Thanks to Dave for the snail inspiration.  More on the meaning later...
I've also almost got my first business for archery instruction via my online presence... almost.  Fingers crossed that the gentleman will call back.

3 comments:

Andy said...

over on this side of the pond.. I notice the same thing, people taking to twitter and facebook instead,,,,

Andy

Hippo said...

With my older boy it is all Whatsapp or whatever the blasted thing is called. Every five seconds his phone bings or bongs as another message comes in. It's like Twitter, what, if anything, meaningful can one say in 120 characters? It's all just fire and forget nowadays.

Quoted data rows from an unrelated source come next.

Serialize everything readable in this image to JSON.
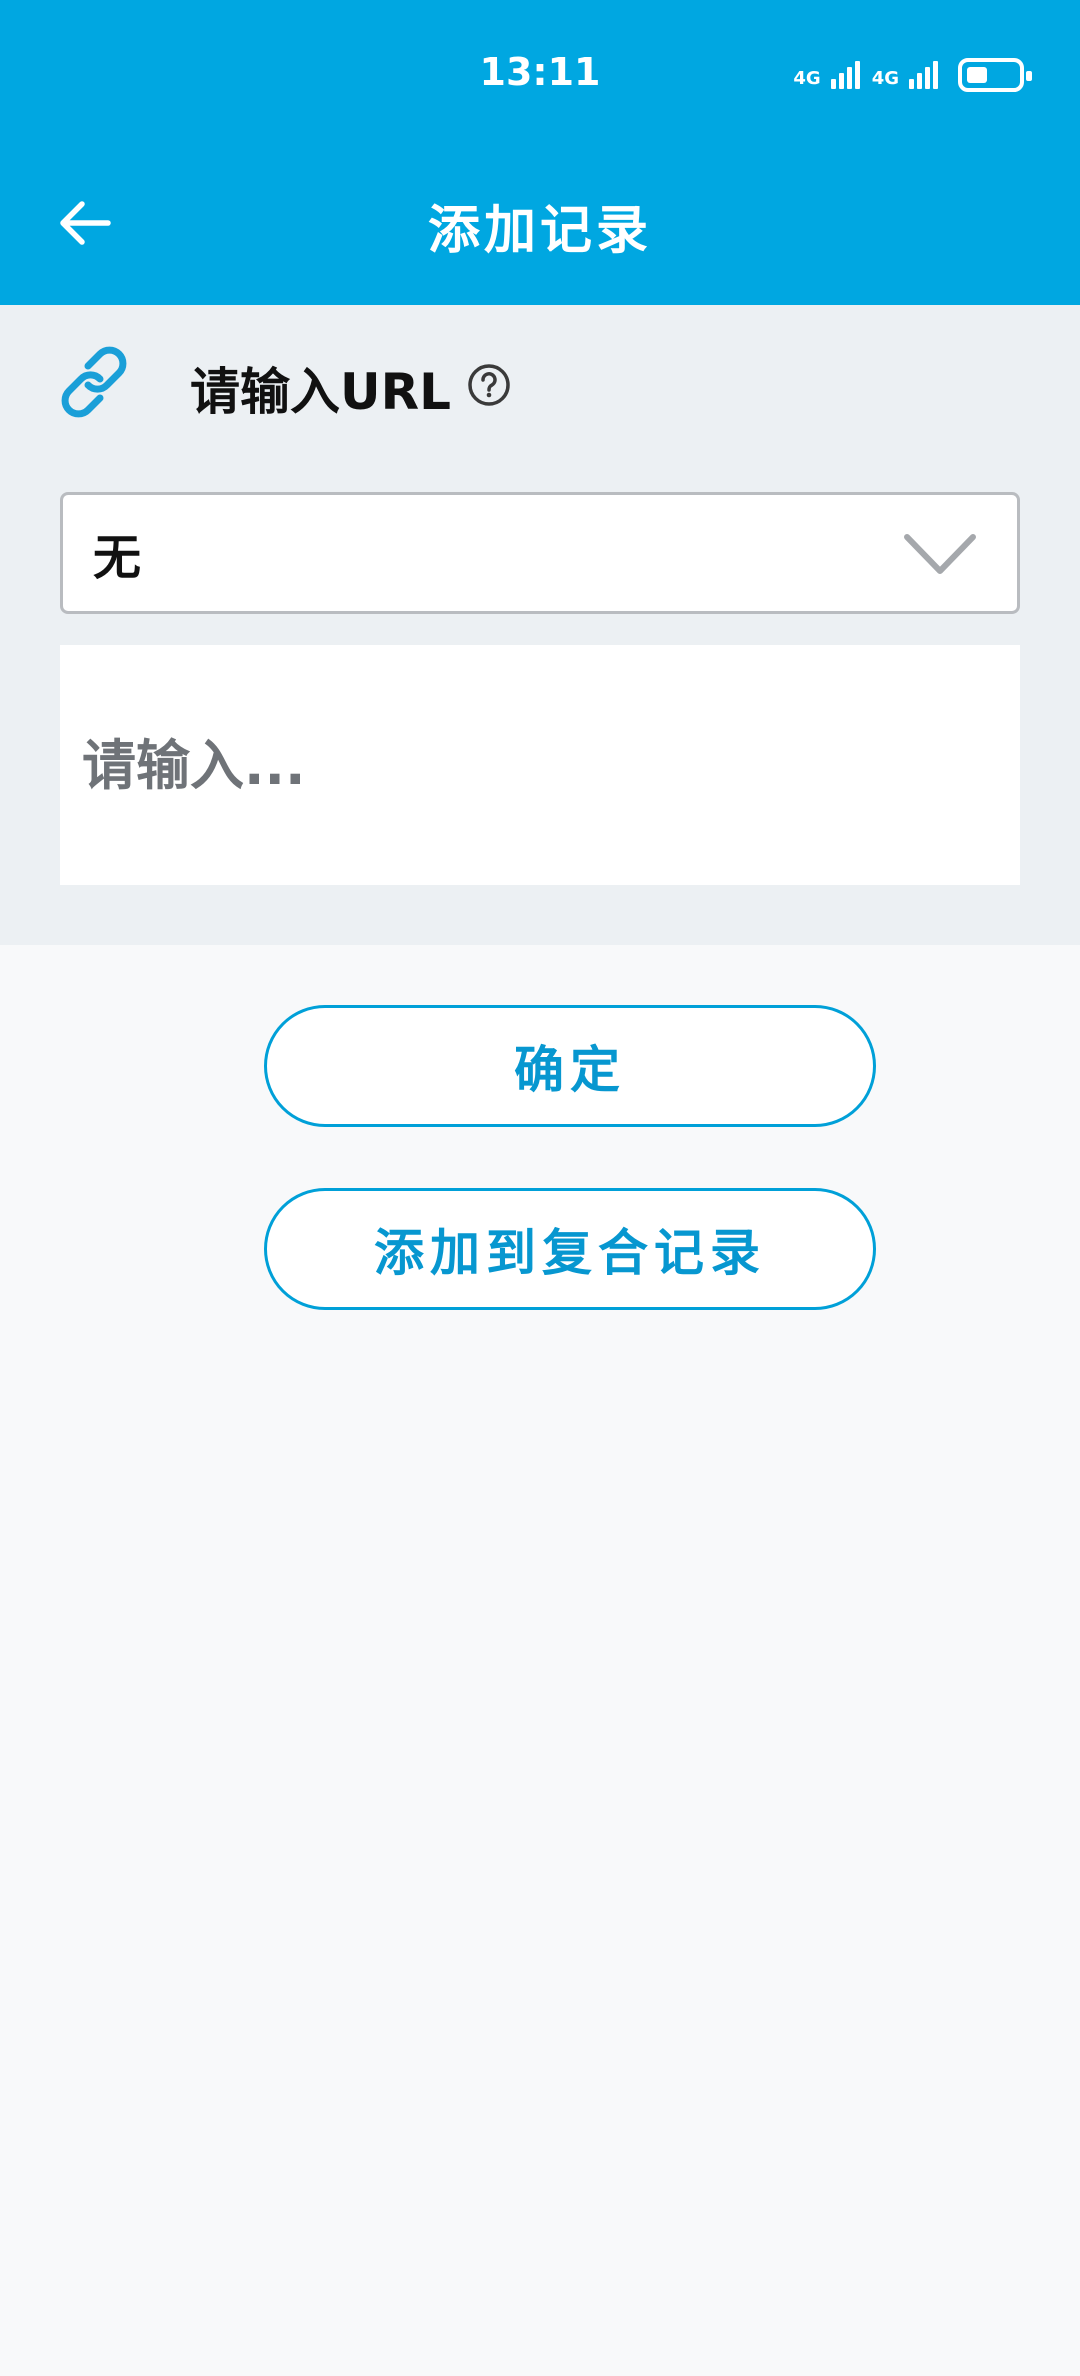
{
  "status_bar": {
    "time": "13:11",
    "signal1_label": "4G",
    "signal2_label": "4G",
    "battery_level": 0.35
  },
  "header": {
    "title": "添加记录",
    "back_icon": "arrow-left-icon"
  },
  "url_section": {
    "icon": "link-icon",
    "label": "请输入URL",
    "help_icon": "question-circle-icon"
  },
  "select": {
    "value": "无",
    "icon": "chevron-down-icon"
  },
  "text_input": {
    "value": "",
    "placeholder": "请输入..."
  },
  "buttons": {
    "confirm": "确定",
    "add_to_composite": "添加到复合记录"
  },
  "colors": {
    "accent": "#00a7e1",
    "panel_bg": "#ecf0f3",
    "page_bg": "#f8f9fa",
    "button_text": "#0797d0"
  }
}
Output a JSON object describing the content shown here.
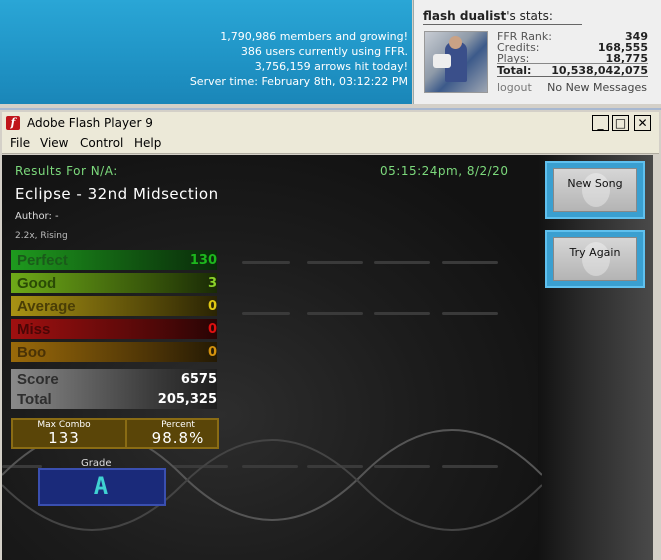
{
  "site": {
    "members_line": "1,790,986 members and growing!",
    "users_line": "386 users currently using FFR.",
    "arrows_line": "3,756,159 arrows hit today!",
    "server_time_line": "Server time: February 8th, 03:12:22 PM"
  },
  "user_stats": {
    "username": "flash dualist",
    "title_suffix": "'s stats:",
    "rank_label": "FFR Rank:",
    "rank_value": "349",
    "credits_label": "Credits:",
    "credits_value": "168,555",
    "plays_label": "Plays:",
    "plays_value": "18,775",
    "total_label": "Total:",
    "total_value": "10,538,042,075",
    "logout": "logout",
    "messages": "No New Messages"
  },
  "window": {
    "title": "Adobe Flash Player 9",
    "icon": "flash-player-icon",
    "controls": {
      "minimize": "_",
      "maximize": "□",
      "close": "✕"
    }
  },
  "menu": {
    "file": "File",
    "view": "View",
    "control": "Control",
    "help": "Help"
  },
  "game": {
    "results_for": "Results For N/A:",
    "timestamp": "05:15:24pm, 8/2/20",
    "song_title": "Eclipse - 32nd Midsection",
    "author": "Author: -",
    "difficulty": "2.2x, Rising",
    "judgements": {
      "perfect_label": "Perfect",
      "perfect_value": "130",
      "perfect_color": "#1db81d",
      "good_label": "Good",
      "good_value": "3",
      "good_color": "#8bd12a",
      "average_label": "Average",
      "average_value": "0",
      "average_color": "#e0c814",
      "miss_label": "Miss",
      "miss_value": "0",
      "miss_color": "#e01010",
      "boo_label": "Boo",
      "boo_value": "0",
      "boo_color": "#d4920e"
    },
    "score_label": "Score",
    "score_value": "6575",
    "total_label": "Total",
    "total_value": "205,325",
    "max_combo_label": "Max Combo",
    "max_combo_value": "133",
    "percent_label": "Percent",
    "percent_value": "98.8%",
    "grade_label": "Grade",
    "grade_value": "A",
    "new_song_button": "New Song",
    "try_again_button": "Try Again"
  }
}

Josh said...

Andy, thanks for stopping by! You and Hippo have stumbled upon the same thing I have -- COMS (Crotchety Old Man Syndrome). This case of COMS has us yelling a virtual acts, rather than at actual, live kids on our lawns.

Maybe, just maybe they've perfected language, and we just don't see it. Twain has been quoted as saying, "I'd have written you a shorter letter, but I didn't have the time." Perhaps they are so far beyond us in understanding that we simply can never realize the depths they plumb.

Probably not, though -- and I'll go with that notion.